“My role has been, in many cases, to be a bridge between Mexican and American universities.” 

With this in mind, he took a position on the advisory board of the Teresa Lozano Long Institute of Latin American Studies, known as LLILAS. The institute’s public engagement programs integrate more than 30 departments across the UT Austin campus, and its libraries house one of the world's most extensive collections for research in Latin American studies and languages.  

Alcocer sums up his role with LLILAS by saying, “I provide ideas for taking advantage of the great repository that LLILAS has of Latin American culture at large, in order for these to be better appreciated and used in the States and in Latin America, and to create some kind of bridge between our communities.”  

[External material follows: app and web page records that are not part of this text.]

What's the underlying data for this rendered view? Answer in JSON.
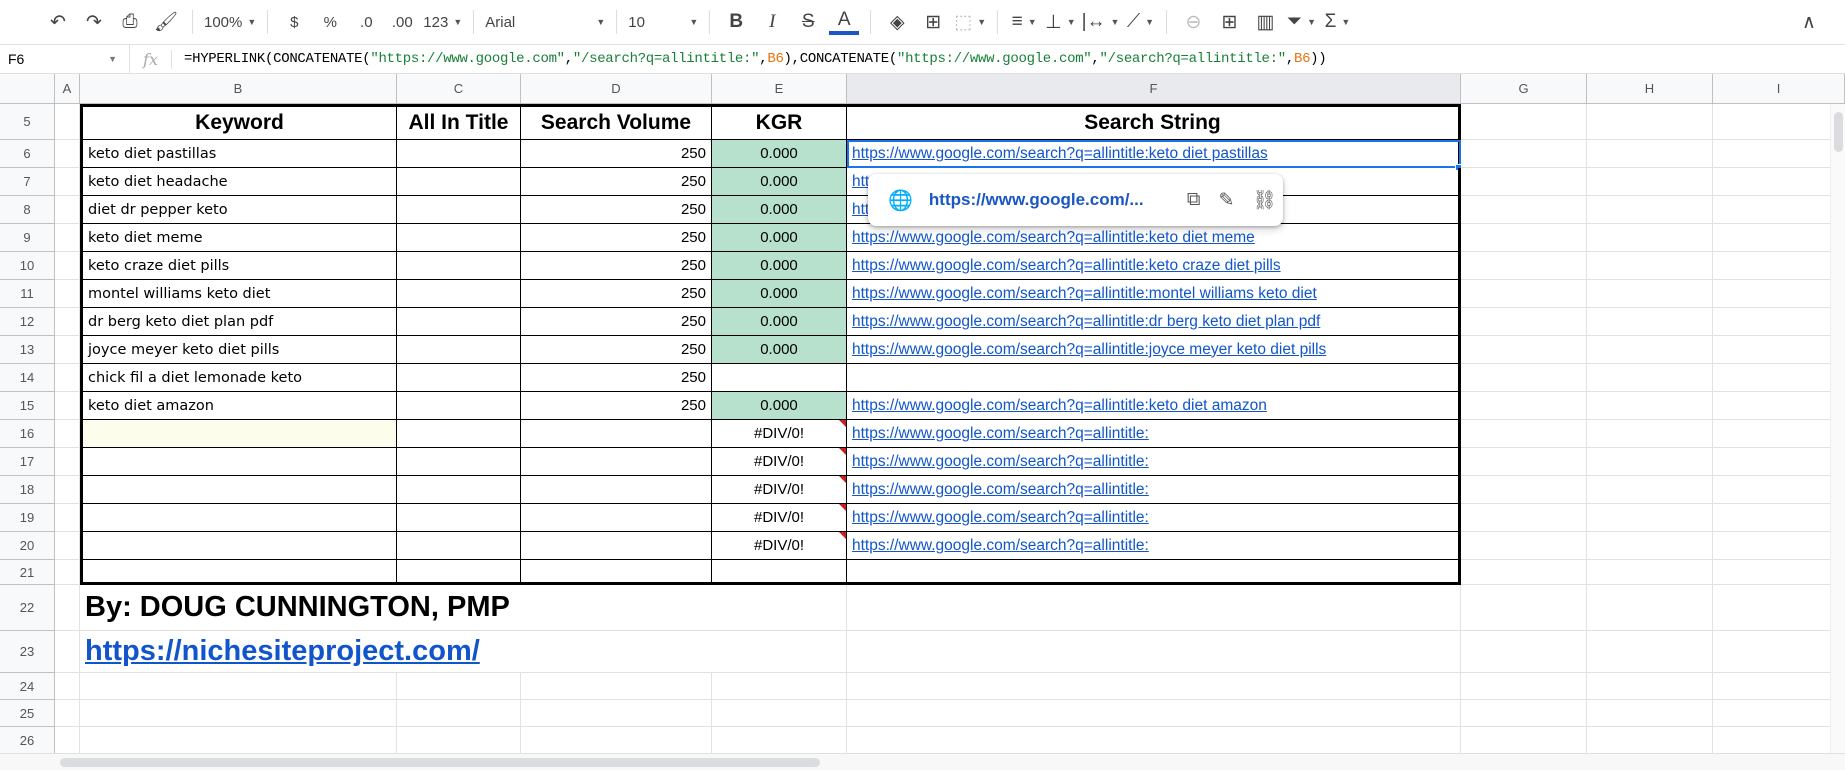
{
  "toolbar": {
    "zoom": "100%",
    "currency": "$",
    "percent": "%",
    "dec_decrease": ".0",
    "dec_increase": ".00",
    "format_more": "123",
    "font": "Arial",
    "font_size": "10",
    "bold": "B",
    "italic": "I",
    "strike": "S",
    "text_color": "A",
    "sum": "Σ"
  },
  "formula_bar": {
    "cell_ref": "F6",
    "fx": "fx",
    "p1": "=HYPERLINK(CONCATENATE(",
    "s1": "\"https://www.google.com\"",
    "c1": ",",
    "s2": "\"/search?q=allintitle:\"",
    "c2": ",",
    "r1": "B6",
    "p2": "),CONCATENATE(",
    "s3": "\"https://www.google.com\"",
    "c3": ",",
    "s4": "\"/search?q=allintitle:\"",
    "c4": ",",
    "r2": "B6",
    "p3": "))"
  },
  "columns": [
    "A",
    "B",
    "C",
    "D",
    "E",
    "F",
    "G",
    "H",
    "I"
  ],
  "header_row": {
    "num": "5",
    "keyword": "Keyword",
    "allintitle": "All In Title",
    "volume": "Search Volume",
    "kgr": "KGR",
    "search": "Search String"
  },
  "rows": [
    {
      "num": "6",
      "keyword": "keto diet pastillas",
      "volume": "250",
      "kgr": "0.000",
      "link": "https://www.google.com/search?q=allintitle:keto diet pastillas"
    },
    {
      "num": "7",
      "keyword": "keto diet headache",
      "volume": "250",
      "kgr": "0.000",
      "link": "https://www.google.com/search?q=allintitle:keto diet headache"
    },
    {
      "num": "8",
      "keyword": "diet dr pepper keto",
      "volume": "250",
      "kgr": "0.000",
      "link": "https://www.google.com/search?q=allintitle:diet dr pepper keto"
    },
    {
      "num": "9",
      "keyword": "keto diet meme",
      "volume": "250",
      "kgr": "0.000",
      "link": "https://www.google.com/search?q=allintitle:keto diet meme"
    },
    {
      "num": "10",
      "keyword": "keto craze diet pills",
      "volume": "250",
      "kgr": "0.000",
      "link": "https://www.google.com/search?q=allintitle:keto craze diet pills"
    },
    {
      "num": "11",
      "keyword": "montel williams keto diet",
      "volume": "250",
      "kgr": "0.000",
      "link": "https://www.google.com/search?q=allintitle:montel williams keto diet"
    },
    {
      "num": "12",
      "keyword": "dr berg keto diet plan pdf",
      "volume": "250",
      "kgr": "0.000",
      "link": "https://www.google.com/search?q=allintitle:dr berg keto diet plan pdf"
    },
    {
      "num": "13",
      "keyword": "joyce meyer keto diet pills",
      "volume": "250",
      "kgr": "0.000",
      "link": "https://www.google.com/search?q=allintitle:joyce meyer keto diet pills"
    },
    {
      "num": "14",
      "keyword": "chick fil a diet lemonade keto",
      "volume": "250",
      "kgr": "",
      "link": ""
    },
    {
      "num": "15",
      "keyword": "keto diet amazon",
      "volume": "250",
      "kgr": "0.000",
      "link": "https://www.google.com/search?q=allintitle:keto diet amazon"
    },
    {
      "num": "16",
      "keyword": "",
      "volume": "",
      "kgr": "#DIV/0!",
      "link": "https://www.google.com/search?q=allintitle:"
    },
    {
      "num": "17",
      "keyword": "",
      "volume": "",
      "kgr": "#DIV/0!",
      "link": "https://www.google.com/search?q=allintitle:"
    },
    {
      "num": "18",
      "keyword": "",
      "volume": "",
      "kgr": "#DIV/0!",
      "link": "https://www.google.com/search?q=allintitle:"
    },
    {
      "num": "19",
      "keyword": "",
      "volume": "",
      "kgr": "#DIV/0!",
      "link": "https://www.google.com/search?q=allintitle:"
    },
    {
      "num": "20",
      "keyword": "",
      "volume": "",
      "kgr": "#DIV/0!",
      "link": "https://www.google.com/search?q=allintitle:"
    },
    {
      "num": "21",
      "keyword": "",
      "volume": "",
      "kgr": "",
      "link": ""
    }
  ],
  "footer": {
    "row22_num": "22",
    "author": "By: DOUG CUNNINGTON, PMP",
    "row23_num": "23",
    "site": "https://nichesiteproject.com/",
    "extra_rows": [
      "24",
      "25",
      "26"
    ]
  },
  "tooltip": {
    "url": "https://www.google.com/..."
  },
  "colors": {
    "kgr_green": "#b7e1cd",
    "link": "#1155cc",
    "selection": "#1a73e8",
    "error": "#c5221f"
  }
}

Most recently, Alcocer was invited to teach as a part-time professor at UT San Antonio, where his main objective is connecting UTSA and its students with peer institutions and opportunities in Mexico. 

FILUNI: Collaborating Across Borders  

Alcocer’s next bridge-building site is at La Feria Internacional del Libro de las Universitarias y los Universitarios (FILUNI), the international university book fair and conference taking place August 29–September 3, 2023, on the UNAM campus. Organizers welcomed approximately 34,000 attendees from numerous countries in 2022 and expect even more this year.  

In response to UT Austin’s invitation to be the first U.S. university guest of honor at FILUNI, an unprecedented delegation of more than 130 faculty, researchers, performers, staff, campus leaders and alumni will travel to Mexico City, representing 20 of the university’s colleges, schools and units.  

Sergio Alcocer, UT alumnus and director of UNAM's Engineering Institute, holds a book

Alcocer helped shape FILUNI’s programming around seismic engineering, and he will facilitate one of the more than 50 events presented by Longhorns. His session covers one of Mexico’s most pressing topics in a panel discussion titled “Earthquakes: The Relevance of Science, Engineering and Architecture for Attaining Resilient Communities.” Panelists include architecture, engineering and geophysics professors from UNAM, UT Austin, and other universities in Mexico.   

Including the seismic session, the overall conference programming centers on the themes outlined in UT Austin’s 10-Year Strategic Plan, providing an engaging platform for faculty researchers and scholars to explore topics and initiate projects with peers and institutions across borders.

"The idea of this panel is to talk about where we are in earthquake engineering in Mexico and the U.S., and what can be done in the future,” said Alcocer. "We will talk about seismic engineering and also showcase the interaction between UT and UNAM, to open opportunities for broader cooperation in the future.” 

“Our universities are uniquely well positioned to make significant change through educating people who eventually will implement public policy. We need to bring our societies much closer together.”  

As always, Alcocer views the prospects for greater international understanding through the lens of academic collaboration, convinced that international education is an imperative ingredient for improving and expanding U.S.-Mexico relations.  

“I’d like to reiterate the importance of working together as two countries,” he said, “and I think our universities are uniquely well positioned to make significant change through educating people who eventually will implement public policy in that direction. We need to bring our societies much closer together.”  

When asked about his goals both for FILUNI and future work, Alcocer summed up his priorities succinctly.  

“My main focus is: Let's work together,” he said. “If we want to prosper together, and we want to really make a difference to our countries, our societies, we have to work together.”